TASK ITEM>
Below are entries. Pull out all lines containing "number".

++++++++++

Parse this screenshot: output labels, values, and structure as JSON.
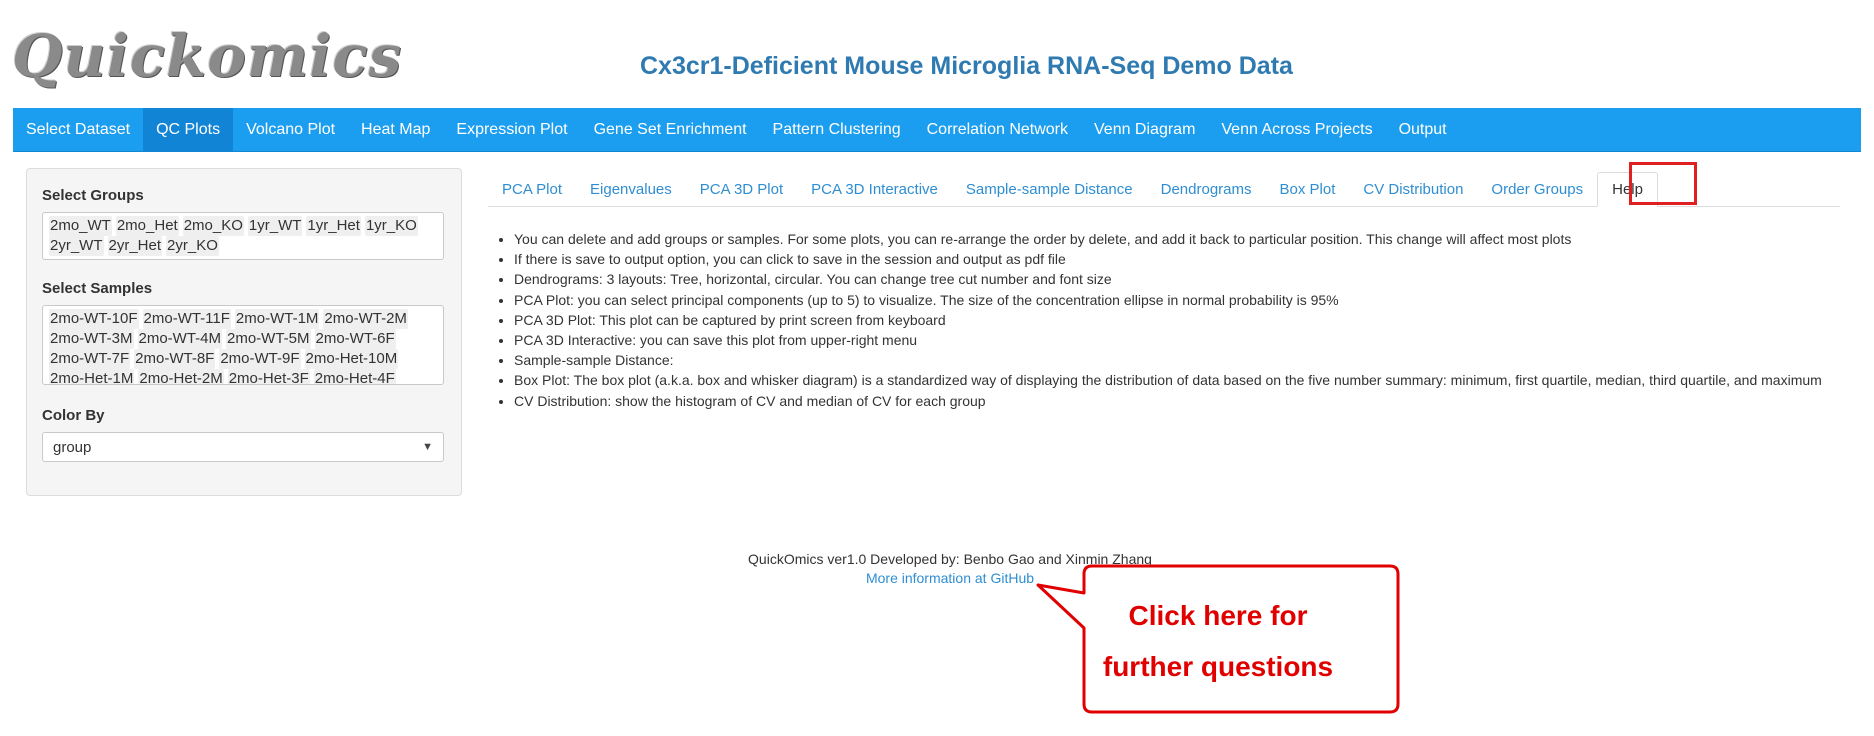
{
  "header": {
    "logo": "Quickomics",
    "title": "Cx3cr1-Deficient Mouse Microglia RNA-Seq Demo Data"
  },
  "navbar": {
    "active_index": 1,
    "items": [
      "Select Dataset",
      "QC Plots",
      "Volcano Plot",
      "Heat Map",
      "Expression Plot",
      "Gene Set Enrichment",
      "Pattern Clustering",
      "Correlation Network",
      "Venn Diagram",
      "Venn Across Projects",
      "Output"
    ]
  },
  "sidebar": {
    "groups_label": "Select Groups",
    "groups": [
      "2mo_WT",
      "2mo_Het",
      "2mo_KO",
      "1yr_WT",
      "1yr_Het",
      "1yr_KO",
      "2yr_WT",
      "2yr_Het",
      "2yr_KO"
    ],
    "samples_label": "Select Samples",
    "samples": [
      "2mo-WT-10F",
      "2mo-WT-11F",
      "2mo-WT-1M",
      "2mo-WT-2M",
      "2mo-WT-3M",
      "2mo-WT-4M",
      "2mo-WT-5M",
      "2mo-WT-6F",
      "2mo-WT-7F",
      "2mo-WT-8F",
      "2mo-WT-9F",
      "2mo-Het-10M",
      "2mo-Het-1M",
      "2mo-Het-2M",
      "2mo-Het-3F",
      "2mo-Het-4F"
    ],
    "color_by_label": "Color By",
    "color_by_value": "group"
  },
  "tabs": {
    "active_index": 10,
    "items": [
      "PCA Plot",
      "Eigenvalues",
      "PCA 3D Plot",
      "PCA 3D Interactive",
      "Sample-sample Distance",
      "Dendrograms",
      "Box Plot",
      "CV Distribution",
      "Order Groups",
      "Help"
    ]
  },
  "help_items": [
    "You can delete and add groups or samples. For some plots, you can re-arrange the order by delete, and add it back to particular position. This change will affect most plots",
    "If there is save to output option, you can click to save in the session and output as pdf file",
    "Dendrograms: 3 layouts: Tree, horizontal, circular. You can change tree cut number and font size",
    "PCA Plot: you can select principal components (up to 5) to visualize. The size of the concentration ellipse in normal probability is 95%",
    "PCA 3D Plot: This plot can be captured by print screen from keyboard",
    "PCA 3D Interactive: you can save this plot from upper-right menu",
    "Sample-sample Distance:",
    "Box Plot: The box plot (a.k.a. box and whisker diagram) is a standardized way of displaying the distribution of data based on the five number summary: minimum, first quartile, median, third quartile, and maximum",
    "CV Distribution: show the histogram of CV and median of CV for each group"
  ],
  "footer": {
    "credit": "QuickOmics ver1.0 Developed by: Benbo Gao and Xinmin Zhang",
    "link": "More information at GitHub"
  },
  "callout": {
    "line1": "Click here for",
    "line2": "further questions",
    "color": "#e00000"
  }
}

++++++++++

EXERCISE OUTPUT>
    "Dendrograms: 3 layouts: Tree, horizontal, circular. You can change tree cut number and font size",
    "Box Plot: The box plot (a.k.a. box and whisker diagram) is a standardized way of displaying the distribution of data based on the five number summary: minimum, first quartile, median, third quartile, and maximum",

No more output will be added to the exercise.